■ Exercise aim
In the listing that follows, how many lines contain the string "Gradle"? Provide only the number.

━━━━━ Records shown ━━━━━

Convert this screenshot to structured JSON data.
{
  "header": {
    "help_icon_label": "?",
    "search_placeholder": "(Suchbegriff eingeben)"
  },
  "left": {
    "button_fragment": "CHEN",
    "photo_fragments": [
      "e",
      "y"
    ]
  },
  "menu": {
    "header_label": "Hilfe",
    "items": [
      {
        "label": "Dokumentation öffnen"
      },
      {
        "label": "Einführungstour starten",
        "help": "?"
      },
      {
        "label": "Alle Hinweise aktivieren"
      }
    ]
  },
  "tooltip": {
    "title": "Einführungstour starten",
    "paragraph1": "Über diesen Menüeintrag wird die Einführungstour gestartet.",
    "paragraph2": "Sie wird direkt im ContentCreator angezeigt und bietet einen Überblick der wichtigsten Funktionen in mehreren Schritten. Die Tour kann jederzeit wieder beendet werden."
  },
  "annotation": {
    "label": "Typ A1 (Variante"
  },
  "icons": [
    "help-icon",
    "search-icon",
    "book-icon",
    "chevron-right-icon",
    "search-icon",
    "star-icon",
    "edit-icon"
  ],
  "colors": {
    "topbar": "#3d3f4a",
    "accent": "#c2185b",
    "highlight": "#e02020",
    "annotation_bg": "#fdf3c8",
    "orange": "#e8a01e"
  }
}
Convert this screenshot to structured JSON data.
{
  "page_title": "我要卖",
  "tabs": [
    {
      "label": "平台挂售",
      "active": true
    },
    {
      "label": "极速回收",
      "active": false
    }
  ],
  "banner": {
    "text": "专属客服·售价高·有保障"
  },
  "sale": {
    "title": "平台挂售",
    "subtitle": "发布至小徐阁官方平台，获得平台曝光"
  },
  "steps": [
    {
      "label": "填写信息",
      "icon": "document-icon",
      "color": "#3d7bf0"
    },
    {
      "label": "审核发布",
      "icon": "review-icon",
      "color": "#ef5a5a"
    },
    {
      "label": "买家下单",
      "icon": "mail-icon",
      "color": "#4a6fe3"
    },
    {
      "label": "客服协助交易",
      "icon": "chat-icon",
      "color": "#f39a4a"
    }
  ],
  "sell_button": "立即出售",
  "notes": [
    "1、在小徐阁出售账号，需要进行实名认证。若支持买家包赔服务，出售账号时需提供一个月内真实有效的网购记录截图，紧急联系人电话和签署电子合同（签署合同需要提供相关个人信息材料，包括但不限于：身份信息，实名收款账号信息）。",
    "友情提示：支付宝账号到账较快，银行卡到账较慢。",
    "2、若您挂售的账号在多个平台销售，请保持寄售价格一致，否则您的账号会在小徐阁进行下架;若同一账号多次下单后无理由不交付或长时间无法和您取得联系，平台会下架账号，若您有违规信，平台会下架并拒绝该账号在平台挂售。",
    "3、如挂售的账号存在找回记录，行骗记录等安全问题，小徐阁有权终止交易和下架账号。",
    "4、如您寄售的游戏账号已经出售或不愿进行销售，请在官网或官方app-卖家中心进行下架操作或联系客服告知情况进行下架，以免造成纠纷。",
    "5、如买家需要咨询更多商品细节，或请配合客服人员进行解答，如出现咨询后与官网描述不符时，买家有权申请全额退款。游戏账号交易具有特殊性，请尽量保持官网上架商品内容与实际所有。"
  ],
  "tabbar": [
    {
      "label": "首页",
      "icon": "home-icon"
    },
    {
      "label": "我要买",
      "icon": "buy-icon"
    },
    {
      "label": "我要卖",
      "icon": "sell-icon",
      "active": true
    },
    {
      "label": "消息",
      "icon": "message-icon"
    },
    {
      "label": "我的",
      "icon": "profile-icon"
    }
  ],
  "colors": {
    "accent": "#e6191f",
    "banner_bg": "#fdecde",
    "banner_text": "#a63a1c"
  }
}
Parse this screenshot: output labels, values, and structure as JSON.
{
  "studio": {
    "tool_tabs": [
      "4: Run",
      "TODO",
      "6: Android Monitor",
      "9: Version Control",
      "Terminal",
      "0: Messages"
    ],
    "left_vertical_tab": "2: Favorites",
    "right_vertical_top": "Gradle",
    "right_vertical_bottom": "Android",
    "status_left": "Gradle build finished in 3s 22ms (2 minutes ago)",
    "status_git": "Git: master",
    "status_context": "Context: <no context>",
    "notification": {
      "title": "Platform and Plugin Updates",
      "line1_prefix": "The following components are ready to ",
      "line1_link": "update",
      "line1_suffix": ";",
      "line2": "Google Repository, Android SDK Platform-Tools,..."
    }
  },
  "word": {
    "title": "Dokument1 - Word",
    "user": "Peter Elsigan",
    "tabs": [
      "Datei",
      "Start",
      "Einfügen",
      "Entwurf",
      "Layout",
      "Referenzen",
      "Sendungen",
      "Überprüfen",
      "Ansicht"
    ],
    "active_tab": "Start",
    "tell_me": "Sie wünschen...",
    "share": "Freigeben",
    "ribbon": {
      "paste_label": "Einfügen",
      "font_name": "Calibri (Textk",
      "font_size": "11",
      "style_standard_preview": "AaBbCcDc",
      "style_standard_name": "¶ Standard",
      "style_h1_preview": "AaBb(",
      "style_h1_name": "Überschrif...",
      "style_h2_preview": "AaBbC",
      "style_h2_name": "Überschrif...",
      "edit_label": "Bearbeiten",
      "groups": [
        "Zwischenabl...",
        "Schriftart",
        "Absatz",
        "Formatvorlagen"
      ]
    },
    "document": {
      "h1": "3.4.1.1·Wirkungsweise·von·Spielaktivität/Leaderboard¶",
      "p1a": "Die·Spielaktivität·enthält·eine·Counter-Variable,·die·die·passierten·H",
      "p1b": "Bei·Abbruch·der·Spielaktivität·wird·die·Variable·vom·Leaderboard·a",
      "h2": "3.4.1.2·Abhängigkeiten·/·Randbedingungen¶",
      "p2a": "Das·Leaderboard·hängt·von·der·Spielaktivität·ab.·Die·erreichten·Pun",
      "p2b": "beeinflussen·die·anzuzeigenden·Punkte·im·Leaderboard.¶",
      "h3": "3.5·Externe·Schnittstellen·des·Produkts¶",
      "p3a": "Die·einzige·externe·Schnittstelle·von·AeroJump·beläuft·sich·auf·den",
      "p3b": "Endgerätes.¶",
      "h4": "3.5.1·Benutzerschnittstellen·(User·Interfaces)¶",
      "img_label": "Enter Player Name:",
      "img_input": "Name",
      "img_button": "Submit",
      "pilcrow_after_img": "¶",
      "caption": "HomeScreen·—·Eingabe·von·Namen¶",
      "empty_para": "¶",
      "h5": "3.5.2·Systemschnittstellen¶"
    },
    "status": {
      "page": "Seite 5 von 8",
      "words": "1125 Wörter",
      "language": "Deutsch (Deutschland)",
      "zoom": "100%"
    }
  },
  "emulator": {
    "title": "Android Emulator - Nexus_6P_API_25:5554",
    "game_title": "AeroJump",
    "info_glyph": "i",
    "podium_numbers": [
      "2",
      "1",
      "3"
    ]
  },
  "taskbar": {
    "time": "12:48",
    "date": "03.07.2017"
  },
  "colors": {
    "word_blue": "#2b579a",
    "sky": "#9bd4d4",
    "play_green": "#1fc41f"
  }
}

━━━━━

■ Exercise result
2